JOLIET – These are not promising times for local highway improvements.
U.S. Rep. Bill Foster, D-Naperville, took a ride Monday around the Joliet area with two local officials to look at sites in need of federal spending.
The big problem, Foster said, is there may not be federal money to spend.
The federal government is running out of money to pay for road and bridge projects at the end of July. A vote is pending for July 31 on a federal highway bill. But Congress could opt for one-year of spending rather than a long-term bill Foster said is needed to pay for the type of projects needed to solve the truck congestion problem developing in Will County.
“Everyone agrees it should happen, except there are questions of how to pay for it,” Foster said of the national funding problem. On the local level, he said, it’s a matter of “dropping revenue and increased need.”
The obvious answer is to hike the federal tax on gasoline. Even Foster, who said long-term money is needed, would not commit to voting for a hike in the gas tax, although he said he is open to considering it.
Any funding shortfall in highway money complicates Illinois’ fiscal situation, since road spending in the state is heavily dependent on federal money.
Foster’s road tour included Will County Executive Larry Walsh Sr. and John Greuling, chief executive officer for the Will County Center for Economic Development.
Walsh said state transportation officials recognize the need for road improvements in Will County. Again, the problem is paying for it.
“They better realize that there’s going to be the need of hundreds of millions of dollars, if not billions of dollars, that we’ll need to be spending in Will County,” Walsh said.
Where money is needed
The tour focused on three areas likely to need federal highway dollars.
• A future Des Plaines River bridge at Houbolt Road with a new interchange at Interstate 80 to facilitate truck access;
• Widening of I-80 from New Lenox to Grundy County;
• A rebuilt I-80 interchange at Route 53.
All of these projects are promoted as ways to relieve traffic congestion in the Joliet area where a growing distribution industry is putting more trucks on the road and leading to clashes with everyday motorists.
Local officials would seek private investors for the Houbolt Road bridge, Greuling said. The project is seen as a toll bridge that would carry truck traffic into CenterPoint Intermodal Center-Joliet and get it off Route 53.
But Greuling said some public money could be needed for the bridge, and government money would definitely be needed to improve the I-80 interchange so it could handle the truck traffic anticipated for the bridge.
Joliet Mayor Bob O’Dekirk, who was not on the tour but is pushing the Houbolt Road bridge as an answer to the city’s truck congestion problems, agreed a new interchange is needed.
“I think ultimately you probably need that, and you probably need the road widened on I-80, as well,” said O’Dekirk, who views the project as a public-private venture.
The state is beginning engineering studies for future lane additions on I-80 from New Lenox to Grundy County.

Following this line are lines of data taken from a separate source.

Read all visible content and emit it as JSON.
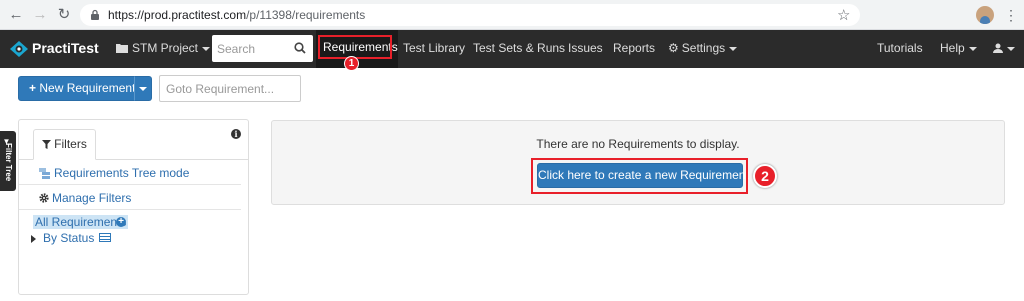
{
  "browser": {
    "url_host": "https://prod.practitest.com",
    "url_path": "/p/11398/requirements"
  },
  "app": {
    "logo_text": "PractiTest",
    "project_menu": "STM Project",
    "search_placeholder": "Search",
    "nav_items": [
      "Requirements",
      "Test Library",
      "Test Sets & Runs",
      "Issues",
      "Reports",
      "Settings"
    ],
    "right_nav": [
      "Tutorials",
      "Help"
    ]
  },
  "toolbar": {
    "new_requirement_label": "New Requirement",
    "goto_placeholder": "Goto Requirement..."
  },
  "side_tab": {
    "label": "Filter Tree"
  },
  "filters": {
    "tab_label": "Filters",
    "tree_mode_label": "Requirements Tree mode",
    "manage_filters_label": "Manage Filters",
    "all_requirements_label": "All Requirements",
    "by_status_label": "By Status"
  },
  "main": {
    "empty_message": "There are no Requirements to display.",
    "create_button_label": "Click here to create a new Requirement"
  },
  "annotations": {
    "callout_1": "1",
    "callout_2": "2",
    "highlight_color": "#e8202a"
  },
  "colors": {
    "nav_bg": "#2b2b2b",
    "primary_button": "#2f79b9",
    "link": "#2f6fae"
  }
}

But Greuling said money has not been committed to the construction work.
Greuling also said I-80 will need to be widened for the Houbolt Road bridge to function as intended and to avoid bottlenecks on the interstate.
“One of the issues with the bridge is, if you build the bridge without widening I-80, what have you accomplished?” Greuling asked.
Grueling said a new interchange also is needed at Route 53 and I-80. He pointed to narrow viaducts on Route 53 near the interchange and big curves on the access ramps that make them dangerous for truckers.
“It’s essentially designed for 1965, and a federal bill would go a long way to funding the rebuilding of that interchange,” Greuling said.
The gas tax
Federal highway revenue is funded with a gasoline tax of 18.4 cents a gallon. That does not include separate state and local taxes on gasoline, which also are often dedicated to road projects.
The gas tax was last increased in 1993. Foster said its value of that 18 cents is being eaten away by inflation. Also, reduced use of gasoline through fuel efficiencies and a switch to electric cars cuts into revenue available for highway projects, Foster said.
“We have to look at a long-term solution that addresses both problems,” Foster said.
But Congress will vote in less than three weeks on a highway bill, and the only possible solution Foster suggested was a hike in the gas tax. He did not say if he would vote for it and suggested it is likely to come down to a political battle.
“I’m not rejecting it out of hand,” Foster said. “I want to see a bipartisan effort.”